=== What you need to do ===
Print each of the entries exactly, leaving nothing out.
=-=-=-=-=
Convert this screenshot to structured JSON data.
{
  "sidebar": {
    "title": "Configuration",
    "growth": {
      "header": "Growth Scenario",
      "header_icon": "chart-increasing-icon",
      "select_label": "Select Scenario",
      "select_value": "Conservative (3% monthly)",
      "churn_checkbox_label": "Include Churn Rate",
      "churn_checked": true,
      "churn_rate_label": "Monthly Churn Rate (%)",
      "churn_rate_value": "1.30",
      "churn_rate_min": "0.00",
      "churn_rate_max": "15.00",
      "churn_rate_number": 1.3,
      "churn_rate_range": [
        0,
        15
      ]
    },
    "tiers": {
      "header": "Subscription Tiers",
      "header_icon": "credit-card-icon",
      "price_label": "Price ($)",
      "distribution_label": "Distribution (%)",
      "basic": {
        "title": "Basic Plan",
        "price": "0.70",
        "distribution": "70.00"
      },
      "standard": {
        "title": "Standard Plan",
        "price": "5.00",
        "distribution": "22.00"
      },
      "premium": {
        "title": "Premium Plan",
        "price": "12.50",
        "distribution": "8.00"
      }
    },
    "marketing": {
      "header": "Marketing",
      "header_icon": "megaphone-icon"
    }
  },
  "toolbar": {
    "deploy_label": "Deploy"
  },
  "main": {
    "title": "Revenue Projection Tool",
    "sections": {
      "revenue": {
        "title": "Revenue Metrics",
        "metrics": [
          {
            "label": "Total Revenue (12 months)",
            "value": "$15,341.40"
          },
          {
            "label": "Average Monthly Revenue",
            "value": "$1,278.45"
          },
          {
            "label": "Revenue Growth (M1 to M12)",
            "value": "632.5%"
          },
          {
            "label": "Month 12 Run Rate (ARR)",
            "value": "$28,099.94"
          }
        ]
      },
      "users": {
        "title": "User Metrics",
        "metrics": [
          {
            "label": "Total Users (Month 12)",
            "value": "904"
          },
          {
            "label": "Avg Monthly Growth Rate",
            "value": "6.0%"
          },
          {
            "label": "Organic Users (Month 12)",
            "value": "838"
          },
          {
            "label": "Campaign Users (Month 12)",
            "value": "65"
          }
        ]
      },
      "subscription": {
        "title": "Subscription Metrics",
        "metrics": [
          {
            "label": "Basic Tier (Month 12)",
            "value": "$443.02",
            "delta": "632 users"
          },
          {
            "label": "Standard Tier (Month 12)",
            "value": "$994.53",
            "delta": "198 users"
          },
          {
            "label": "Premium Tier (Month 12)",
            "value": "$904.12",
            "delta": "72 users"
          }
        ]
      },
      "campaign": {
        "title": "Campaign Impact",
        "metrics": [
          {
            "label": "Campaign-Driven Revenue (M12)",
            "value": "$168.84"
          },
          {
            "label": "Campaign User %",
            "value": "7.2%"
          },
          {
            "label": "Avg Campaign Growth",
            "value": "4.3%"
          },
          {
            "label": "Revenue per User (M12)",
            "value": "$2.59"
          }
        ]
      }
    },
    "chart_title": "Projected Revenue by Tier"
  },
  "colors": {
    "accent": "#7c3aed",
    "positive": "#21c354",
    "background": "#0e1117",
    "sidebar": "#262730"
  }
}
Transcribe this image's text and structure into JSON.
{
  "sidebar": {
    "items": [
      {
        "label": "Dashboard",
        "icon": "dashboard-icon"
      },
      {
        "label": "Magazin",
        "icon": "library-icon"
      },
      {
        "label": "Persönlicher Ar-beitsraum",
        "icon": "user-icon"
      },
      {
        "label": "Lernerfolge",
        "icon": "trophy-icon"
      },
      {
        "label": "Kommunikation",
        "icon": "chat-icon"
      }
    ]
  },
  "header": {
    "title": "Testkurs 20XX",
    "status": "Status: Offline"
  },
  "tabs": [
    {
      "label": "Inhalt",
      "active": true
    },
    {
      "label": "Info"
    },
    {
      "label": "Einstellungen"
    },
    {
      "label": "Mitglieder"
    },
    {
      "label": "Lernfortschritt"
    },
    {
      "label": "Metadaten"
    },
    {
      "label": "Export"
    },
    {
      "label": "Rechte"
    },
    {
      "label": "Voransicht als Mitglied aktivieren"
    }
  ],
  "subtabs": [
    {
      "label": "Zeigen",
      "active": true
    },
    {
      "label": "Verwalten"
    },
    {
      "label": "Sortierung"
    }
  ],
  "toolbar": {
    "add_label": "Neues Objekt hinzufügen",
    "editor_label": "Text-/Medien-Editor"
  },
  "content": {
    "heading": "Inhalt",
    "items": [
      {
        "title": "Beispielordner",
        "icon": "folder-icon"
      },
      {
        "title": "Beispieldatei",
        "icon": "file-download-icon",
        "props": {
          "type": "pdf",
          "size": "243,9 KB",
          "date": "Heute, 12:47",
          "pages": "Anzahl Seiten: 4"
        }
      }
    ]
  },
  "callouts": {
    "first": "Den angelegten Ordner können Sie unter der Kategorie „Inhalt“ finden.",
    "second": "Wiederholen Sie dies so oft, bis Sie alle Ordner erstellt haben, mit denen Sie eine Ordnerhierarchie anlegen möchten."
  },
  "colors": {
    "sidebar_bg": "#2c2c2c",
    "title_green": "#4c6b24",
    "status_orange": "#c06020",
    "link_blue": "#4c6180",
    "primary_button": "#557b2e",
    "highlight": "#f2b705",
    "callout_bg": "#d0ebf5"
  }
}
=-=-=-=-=
=== Completed exercise ===
Convert this screenshot to structured JSON data.
{
  "sidebar": {
    "title": "Configuration",
    "growth": {
      "header": "Growth Scenario",
      "header_icon": "chart-increasing-icon",
      "select_label": "Select Scenario",
      "select_value": "Conservative (3% monthly)",
      "churn_checkbox_label": "Include Churn Rate",
      "churn_checked": true,
      "churn_rate_label": "Monthly Churn Rate (%)",
      "churn_rate_value": "1.30",
      "churn_rate_min": "0.00",
      "churn_rate_max": "15.00",
      "churn_rate_number": 1.3,
      "churn_rate_range": [
        0,
        15
      ]
    },
    "tiers": {
      "header": "Subscription Tiers",
      "header_icon": "credit-card-icon",
      "price_label": "Price ($)",
      "distribution_label": "Distribution (%)",
      "basic": {
        "title": "Basic Plan",
        "price": "0.70",
        "distribution": "70.00"
      },
      "standard": {
        "title": "Standard Plan",
        "price": "5.00",
        "distribution": "22.00"
      },
      "premium": {
        "title": "Premium Plan",
        "price": "12.50",
        "distribution": "8.00"
      }
    },
    "marketing": {
      "header": "Marketing",
      "header_icon": "megaphone-icon"
    }
  },
  "toolbar": {
    "deploy_label": "Deploy"
  },
  "main": {
    "title": "Revenue Projection Tool",
    "sections": {
      "revenue": {
        "title": "Revenue Metrics",
        "metrics": [
          {
            "label": "Total Revenue (12 months)",
            "value": "$15,341.40"
          },
          {
            "label": "Average Monthly Revenue",
            "value": "$1,278.45"
          },
          {
            "label": "Revenue Growth (M1 to M12)",
            "value": "632.5%"
          },
          {
            "label": "Month 12 Run Rate (ARR)",
            "value": "$28,099.94"
          }
        ]
      },
      "users": {
        "title": "User Metrics",
        "metrics": [
          {
            "label": "Total Users (Month 12)",
            "value": "904"
          },
          {
            "label": "Avg Monthly Growth Rate",
            "value": "6.0%"
          },
          {
            "label": "Organic Users (Month 12)",
            "value": "838"
          },
          {
            "label": "Campaign Users (Month 12)",
            "value": "65"
          }
        ]
      },
      "subscription": {
        "title": "Subscription Metrics",
        "metrics": [
          {
            "label": "Basic Tier (Month 12)",
            "value": "$443.02",
            "delta": "632 users"
          },
          {
            "label": "Standard Tier (Month 12)",
            "value": "$994.53",
            "delta": "198 users"
          },
          {
            "label": "Premium Tier (Month 12)",
            "value": "$904.12",
            "delta": "72 users"
          }
        ]
      },
      "campaign": {
        "title": "Campaign Impact",
        "metrics": [
          {
            "label": "Campaign-Driven Revenue (M12)",
            "value": "$168.84"
          },
          {
            "label": "Campaign User %",
            "value": "7.2%"
          },
          {
            "label": "Avg Campaign Growth",
            "value": "4.3%"
          },
          {
            "label": "Revenue per User (M12)",
            "value": "$2.59"
          }
        ]
      }
    },
    "chart_title": "Projected Revenue by Tier"
  },
  "colors": {
    "accent": "#7c3aed",
    "positive": "#21c354",
    "background": "#0e1117",
    "sidebar": "#262730"
  }
}
Transcribe this image's text and structure into JSON.
{
  "sidebar": {
    "items": [
      {
        "label": "Dashboard",
        "icon": "dashboard-icon"
      },
      {
        "label": "Magazin",
        "icon": "library-icon"
      },
      {
        "label": "Persönlicher Ar-beitsraum",
        "icon": "user-icon"
      },
      {
        "label": "Lernerfolge",
        "icon": "trophy-icon"
      },
      {
        "label": "Kommunikation",
        "icon": "chat-icon"
      }
    ]
  },
  "header": {
    "title": "Testkurs 20XX",
    "status": "Status: Offline"
  },
  "tabs": [
    {
      "label": "Inhalt",
      "active": true
    },
    {
      "label": "Info"
    },
    {
      "label": "Einstellungen"
    },
    {
      "label": "Mitglieder"
    },
    {
      "label": "Lernfortschritt"
    },
    {
      "label": "Metadaten"
    },
    {
      "label": "Export"
    },
    {
      "label": "Rechte"
    },
    {
      "label": "Voransicht als Mitglied aktivieren"
    }
  ],
  "subtabs": [
    {
      "label": "Zeigen",
      "active": true
    },
    {
      "label": "Verwalten"
    },
    {
      "label": "Sortierung"
    }
  ],
  "toolbar": {
    "add_label": "Neues Objekt hinzufügen",
    "editor_label": "Text-/Medien-Editor"
  },
  "content": {
    "heading": "Inhalt",
    "items": [
      {
        "title": "Beispielordner",
        "icon": "folder-icon"
      },
      {
        "title": "Beispieldatei",
        "icon": "file-download-icon",
        "props": {
          "type": "pdf",
          "size": "243,9 KB",
          "date": "Heute, 12:47",
          "pages": "Anzahl Seiten: 4"
        }
      }
    ]
  },
  "callouts": {
    "first": "Den angelegten Ordner können Sie unter der Kategorie „Inhalt“ finden.",
    "second": "Wiederholen Sie dies so oft, bis Sie alle Ordner erstellt haben, mit denen Sie eine Ordnerhierarchie anlegen möchten."
  },
  "colors": {
    "sidebar_bg": "#2c2c2c",
    "title_green": "#4c6b24",
    "status_orange": "#c06020",
    "link_blue": "#4c6180",
    "primary_button": "#557b2e",
    "highlight": "#f2b705",
    "callout_bg": "#d0ebf5"
  }
}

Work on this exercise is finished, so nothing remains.